* [WHAT IS NEEDED]: Every record is to be printed exactly as written, and any picture in it is skipped.

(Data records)
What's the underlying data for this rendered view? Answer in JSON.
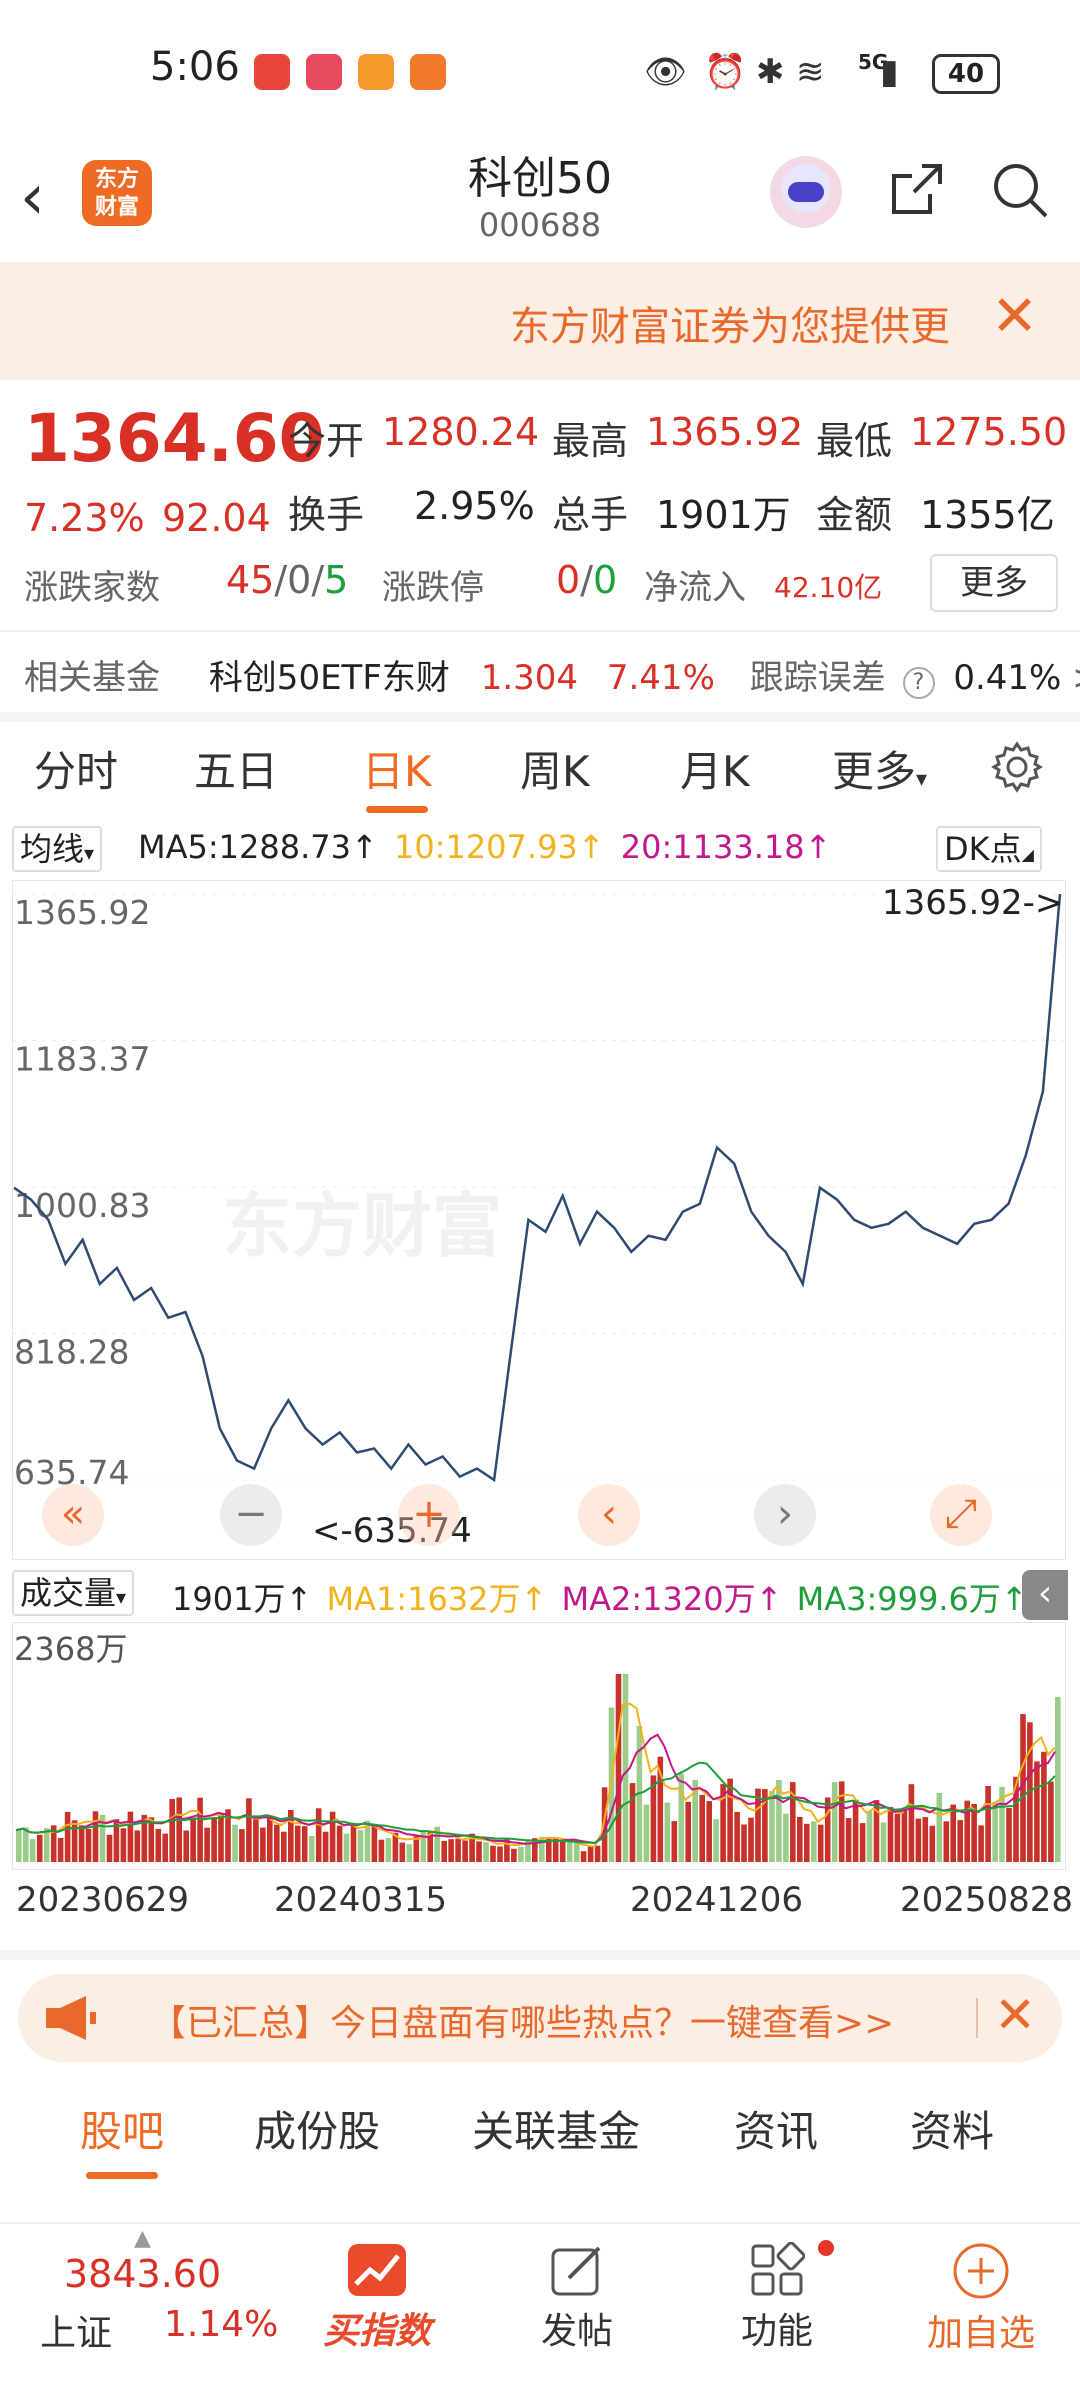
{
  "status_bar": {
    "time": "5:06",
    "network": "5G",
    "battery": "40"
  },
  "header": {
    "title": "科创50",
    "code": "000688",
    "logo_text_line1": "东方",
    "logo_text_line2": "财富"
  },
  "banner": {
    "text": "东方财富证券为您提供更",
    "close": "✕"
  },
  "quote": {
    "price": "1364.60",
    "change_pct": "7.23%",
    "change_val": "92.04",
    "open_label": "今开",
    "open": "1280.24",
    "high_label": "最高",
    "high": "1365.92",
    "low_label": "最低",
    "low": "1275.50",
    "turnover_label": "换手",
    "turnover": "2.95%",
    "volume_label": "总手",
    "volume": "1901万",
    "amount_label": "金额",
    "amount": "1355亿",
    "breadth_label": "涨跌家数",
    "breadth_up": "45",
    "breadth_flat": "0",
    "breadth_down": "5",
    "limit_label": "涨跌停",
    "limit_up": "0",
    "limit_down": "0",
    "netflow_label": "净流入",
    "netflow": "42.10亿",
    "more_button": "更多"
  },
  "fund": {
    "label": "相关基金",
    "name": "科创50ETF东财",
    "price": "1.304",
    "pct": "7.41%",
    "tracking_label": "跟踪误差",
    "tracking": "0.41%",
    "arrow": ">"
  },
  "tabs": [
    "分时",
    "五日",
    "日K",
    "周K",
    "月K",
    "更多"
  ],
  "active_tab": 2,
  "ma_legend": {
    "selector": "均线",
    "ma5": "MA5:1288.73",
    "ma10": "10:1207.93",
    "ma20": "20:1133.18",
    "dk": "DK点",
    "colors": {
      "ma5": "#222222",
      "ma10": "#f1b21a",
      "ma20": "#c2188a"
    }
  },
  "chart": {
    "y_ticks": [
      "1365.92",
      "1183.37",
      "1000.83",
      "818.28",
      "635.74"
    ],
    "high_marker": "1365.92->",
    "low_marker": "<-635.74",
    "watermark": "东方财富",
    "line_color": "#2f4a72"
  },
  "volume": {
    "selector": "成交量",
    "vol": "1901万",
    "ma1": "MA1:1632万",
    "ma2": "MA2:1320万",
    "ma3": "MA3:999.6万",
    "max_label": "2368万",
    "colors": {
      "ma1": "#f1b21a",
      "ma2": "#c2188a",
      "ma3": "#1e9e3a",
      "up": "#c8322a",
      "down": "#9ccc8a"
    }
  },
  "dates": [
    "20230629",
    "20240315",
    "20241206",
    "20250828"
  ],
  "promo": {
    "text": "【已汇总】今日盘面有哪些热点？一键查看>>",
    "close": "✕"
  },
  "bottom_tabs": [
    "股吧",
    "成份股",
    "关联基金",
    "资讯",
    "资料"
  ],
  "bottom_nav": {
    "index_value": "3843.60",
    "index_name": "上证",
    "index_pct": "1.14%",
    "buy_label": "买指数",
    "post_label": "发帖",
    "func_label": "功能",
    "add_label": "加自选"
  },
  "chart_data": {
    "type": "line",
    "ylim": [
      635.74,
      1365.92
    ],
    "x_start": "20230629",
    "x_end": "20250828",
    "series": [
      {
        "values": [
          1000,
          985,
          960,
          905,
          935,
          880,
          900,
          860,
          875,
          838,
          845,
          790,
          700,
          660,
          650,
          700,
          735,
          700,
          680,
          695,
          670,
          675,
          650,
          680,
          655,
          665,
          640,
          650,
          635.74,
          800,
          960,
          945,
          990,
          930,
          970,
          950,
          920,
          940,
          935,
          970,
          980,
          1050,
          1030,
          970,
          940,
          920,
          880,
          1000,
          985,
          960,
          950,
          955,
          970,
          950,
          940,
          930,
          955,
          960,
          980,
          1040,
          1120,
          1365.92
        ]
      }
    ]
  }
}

* [REPLY]:
What's the underlying data for this rendered view? Answer in JSON.
{
  "status_bar": {
    "time": "5:06",
    "network": "5G",
    "battery": "40"
  },
  "header": {
    "title": "科创50",
    "code": "000688",
    "logo_text_line1": "东方",
    "logo_text_line2": "财富"
  },
  "banner": {
    "text": "东方财富证券为您提供更",
    "close": "✕"
  },
  "quote": {
    "price": "1364.60",
    "change_pct": "7.23%",
    "change_val": "92.04",
    "open_label": "今开",
    "open": "1280.24",
    "high_label": "最高",
    "high": "1365.92",
    "low_label": "最低",
    "low": "1275.50",
    "turnover_label": "换手",
    "turnover": "2.95%",
    "volume_label": "总手",
    "volume": "1901万",
    "amount_label": "金额",
    "amount": "1355亿",
    "breadth_label": "涨跌家数",
    "breadth_up": "45",
    "breadth_flat": "0",
    "breadth_down": "5",
    "limit_label": "涨跌停",
    "limit_up": "0",
    "limit_down": "0",
    "netflow_label": "净流入",
    "netflow": "42.10亿",
    "more_button": "更多"
  },
  "fund": {
    "label": "相关基金",
    "name": "科创50ETF东财",
    "price": "1.304",
    "pct": "7.41%",
    "tracking_label": "跟踪误差",
    "tracking": "0.41%",
    "arrow": ">"
  },
  "tabs": [
    "分时",
    "五日",
    "日K",
    "周K",
    "月K",
    "更多"
  ],
  "active_tab": 2,
  "ma_legend": {
    "selector": "均线",
    "ma5": "MA5:1288.73",
    "ma10": "10:1207.93",
    "ma20": "20:1133.18",
    "dk": "DK点",
    "colors": {
      "ma5": "#222222",
      "ma10": "#f1b21a",
      "ma20": "#c2188a"
    }
  },
  "chart": {
    "y_ticks": [
      "1365.92",
      "1183.37",
      "1000.83",
      "818.28",
      "635.74"
    ],
    "high_marker": "1365.92->",
    "low_marker": "<-635.74",
    "watermark": "东方财富",
    "line_color": "#2f4a72"
  },
  "volume": {
    "selector": "成交量",
    "vol": "1901万",
    "ma1": "MA1:1632万",
    "ma2": "MA2:1320万",
    "ma3": "MA3:999.6万",
    "max_label": "2368万",
    "colors": {
      "ma1": "#f1b21a",
      "ma2": "#c2188a",
      "ma3": "#1e9e3a",
      "up": "#c8322a",
      "down": "#9ccc8a"
    }
  },
  "dates": [
    "20230629",
    "20240315",
    "20241206",
    "20250828"
  ],
  "promo": {
    "text": "【已汇总】今日盘面有哪些热点？一键查看>>",
    "close": "✕"
  },
  "bottom_tabs": [
    "股吧",
    "成份股",
    "关联基金",
    "资讯",
    "资料"
  ],
  "bottom_nav": {
    "index_value": "3843.60",
    "index_name": "上证",
    "index_pct": "1.14%",
    "buy_label": "买指数",
    "post_label": "发帖",
    "func_label": "功能",
    "add_label": "加自选"
  },
  "chart_data": {
    "type": "line",
    "ylim": [
      635.74,
      1365.92
    ],
    "x_start": "20230629",
    "x_end": "20250828",
    "series": [
      {
        "values": [
          1000,
          985,
          960,
          905,
          935,
          880,
          900,
          860,
          875,
          838,
          845,
          790,
          700,
          660,
          650,
          700,
          735,
          700,
          680,
          695,
          670,
          675,
          650,
          680,
          655,
          665,
          640,
          650,
          635.74,
          800,
          960,
          945,
          990,
          930,
          970,
          950,
          920,
          940,
          935,
          970,
          980,
          1050,
          1030,
          970,
          940,
          920,
          880,
          1000,
          985,
          960,
          950,
          955,
          970,
          950,
          940,
          930,
          955,
          960,
          980,
          1040,
          1120,
          1365.92
        ]
      }
    ]
  }
}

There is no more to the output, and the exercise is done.